Step Two - Make sure the pin section is the right size (i.e., not too long) for the thickness of your fabric.  Once the pin is inserted through your fabric, there should be LESS than 1/8" exposed. One method recommends punching a hole through as many layers of fabric it takes to get the thickness you need, then inserting the pin through the hole & trimming around the pin head.

Once inserted into your fabric, it looks like this.  The potential for it fraying down to nothing is too great, imho, so I abandoned this method.

Here is an untrimmed pin showing through the pocket edge:

My old rusty (but still effective!) metal snips, ready to do their job!   Wear protective glasses, or at least close your eyes, for that final snip!  (You did practice, right?   So you know how much to snip off?  It's probably more than you think, for a nice, tight, rivet.........just sayin'......)

The back of the pin:

Oops, I don't have pictures of the pounding process!   I'll add some later - it's too dark right now.  In words:  position the head of the rivet onto the pin, turn everything over so the rivet head is facing down, on top of your strong, smooth steel plate or equivalent (I just used a flat garden tool - worked well!), & give it a tap with your hammer to set it.  Once you know everything is positioned evenly, give it a few pounds (it doesn't take a lot of's more important to try to land your hammer flat on the pin head.


Voila!   Rivets :)

I used a rivet/button thingy as well - the same process is used to set the button.

I'll add some more pics of me wearing the jeans when The Photographer shows up (& maybe after I procure a pair of Spanx? - they fit great, but they are snug!)

General Notes (mostly for me):

  • Contour the waistband a bit more - maybe place the CB on the grain instead of CF.  
  • Could lower the front waist another 1/2"  
  • Raise the back pockets - they seem to sit a little low.
  • Make the front pockets a little bit wider - extend the opening more towards the center.

Bottom Line on this pattern:  Who knew that a pair of snug fitting jeans could be SO comfortable!!!!   Really! When I put them on for the final fit check I didn't take them off until bedtime - how good a sign is that? :D 

Note:  I'm standing on a slope here - the waist isn't really slanted like that!

Now this is what I call a boot cut jean!

Hmmmm..... my sedentary Spring is beginning to show repercussions :(

The End :)


Mary said...

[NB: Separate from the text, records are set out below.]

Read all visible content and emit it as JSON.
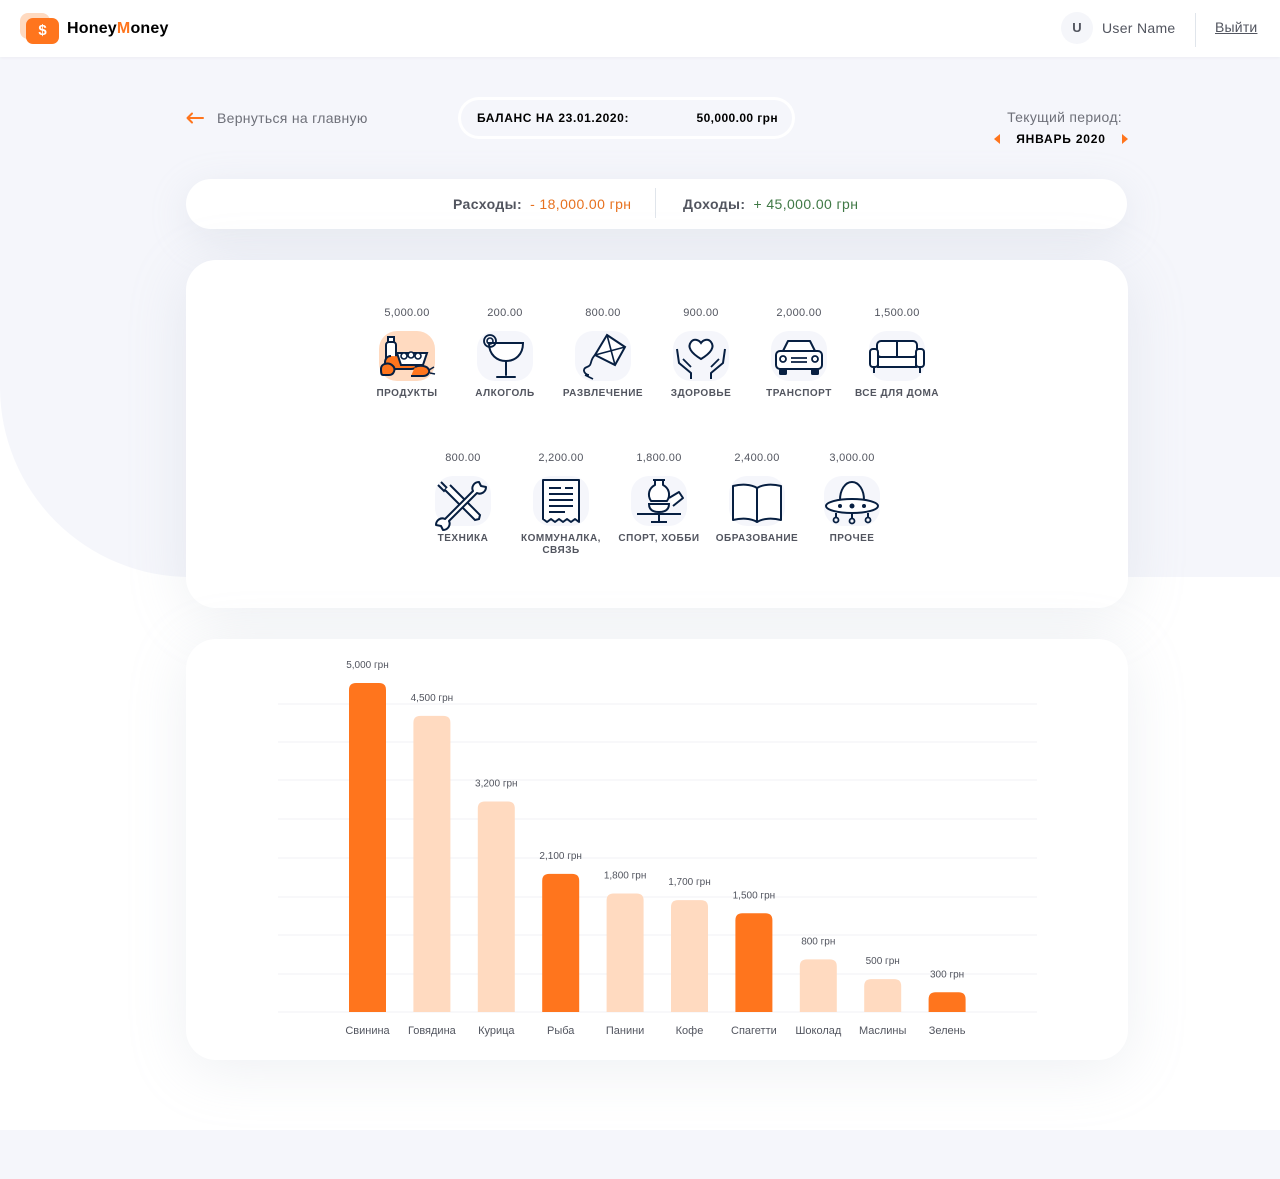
{
  "header": {
    "logo_part1": "Honey",
    "logo_part2": "M",
    "logo_part3": "oney",
    "logo_symbol": "$",
    "avatar_letter": "U",
    "user_name": "User Name",
    "logout_label": "Выйти"
  },
  "nav": {
    "back_label": "Вернуться на главную",
    "balance_label": "БАЛАНС НА 23.01.2020:",
    "balance_value": "50,000.00 грн",
    "period_label": "Текущий период:",
    "period_value": "ЯНВАРЬ 2020"
  },
  "summary": {
    "expenses_label": "Расходы:",
    "expenses_value": "- 18,000.00 грн",
    "income_label": "Доходы:",
    "income_value": "+ 45,000.00 грн"
  },
  "categories": [
    {
      "amount": "5,000.00",
      "label": "ПРОДУКТЫ",
      "icon": "groceries-icon",
      "active": true
    },
    {
      "amount": "200.00",
      "label": "АЛКОГОЛЬ",
      "icon": "cocktail-icon",
      "active": false
    },
    {
      "amount": "800.00",
      "label": "РАЗВЛЕЧЕНИЕ",
      "icon": "kite-icon",
      "active": false
    },
    {
      "amount": "900.00",
      "label": "ЗДОРОВЬЕ",
      "icon": "heart-hands-icon",
      "active": false
    },
    {
      "amount": "2,000.00",
      "label": "ТРАНСПОРТ",
      "icon": "car-icon",
      "active": false
    },
    {
      "amount": "1,500.00",
      "label": "ВСЕ ДЛЯ ДОМА",
      "icon": "sofa-icon",
      "active": false
    },
    {
      "amount": "800.00",
      "label": "ТЕХНИКА",
      "icon": "tools-icon",
      "active": false
    },
    {
      "amount": "2,200.00",
      "label": "КОММУНАЛКА, СВЯЗЬ",
      "icon": "receipt-icon",
      "active": false
    },
    {
      "amount": "1,800.00",
      "label": "СПОРТ, ХОББИ",
      "icon": "pottery-icon",
      "active": false
    },
    {
      "amount": "2,400.00",
      "label": "ОБРАЗОВАНИЕ",
      "icon": "book-icon",
      "active": false
    },
    {
      "amount": "3,000.00",
      "label": "ПРОЧЕЕ",
      "icon": "ufo-icon",
      "active": false
    }
  ],
  "colors": {
    "accent": "#ff751d",
    "accent_light": "#ffdac0",
    "expense": "#e7711f",
    "income": "#407946",
    "icon_stroke": "#071f41"
  },
  "chart_data": {
    "type": "bar",
    "categories": [
      "Свинина",
      "Говядина",
      "Курица",
      "Рыба",
      "Панини",
      "Кофе",
      "Спагетти",
      "Шоколад",
      "Маслины",
      "Зелень"
    ],
    "values": [
      5000,
      4500,
      3200,
      2100,
      1800,
      1700,
      1500,
      800,
      500,
      300
    ],
    "value_labels": [
      "5,000 грн",
      "4,500 грн",
      "3,200 грн",
      "2,100 грн",
      "1,800 грн",
      "1,700 грн",
      "1,500 грн",
      "800 грн",
      "500 грн",
      "300 грн"
    ],
    "bar_colors": [
      "#ff751d",
      "#ffdac0",
      "#ffdac0",
      "#ff751d",
      "#ffdac0",
      "#ffdac0",
      "#ff751d",
      "#ffdac0",
      "#ffdac0",
      "#ff751d"
    ],
    "grid": true,
    "ylim": [
      0,
      5000
    ],
    "title": "",
    "xlabel": "",
    "ylabel": ""
  }
}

I really need to go to bed...but wanted to say CONGRATULATIONS! G'night and don't wear those cute jeans to bed.

KID, MD said...

Awesome! Nice work.

glorm said...

These are amazing. They look so good on you.

Susan said...

Even though I saw that it said Jalie on the post, I was still sure you didn't make those jeans. Soooo RTW! I have this pattern....time to dig them out. Fabulous job.

Rebecca Grace said...

Your jeans are so cute on you! Great job! What kind of denim did you use, and where did you purchase it? Is it a stretch denim?

Jilly Be said...

Thank you Rebecca :) Since these were my first jeans, I got the denim on sale from JoAnn's. It turned out to be a great purchase! And yes, they do have some stretch.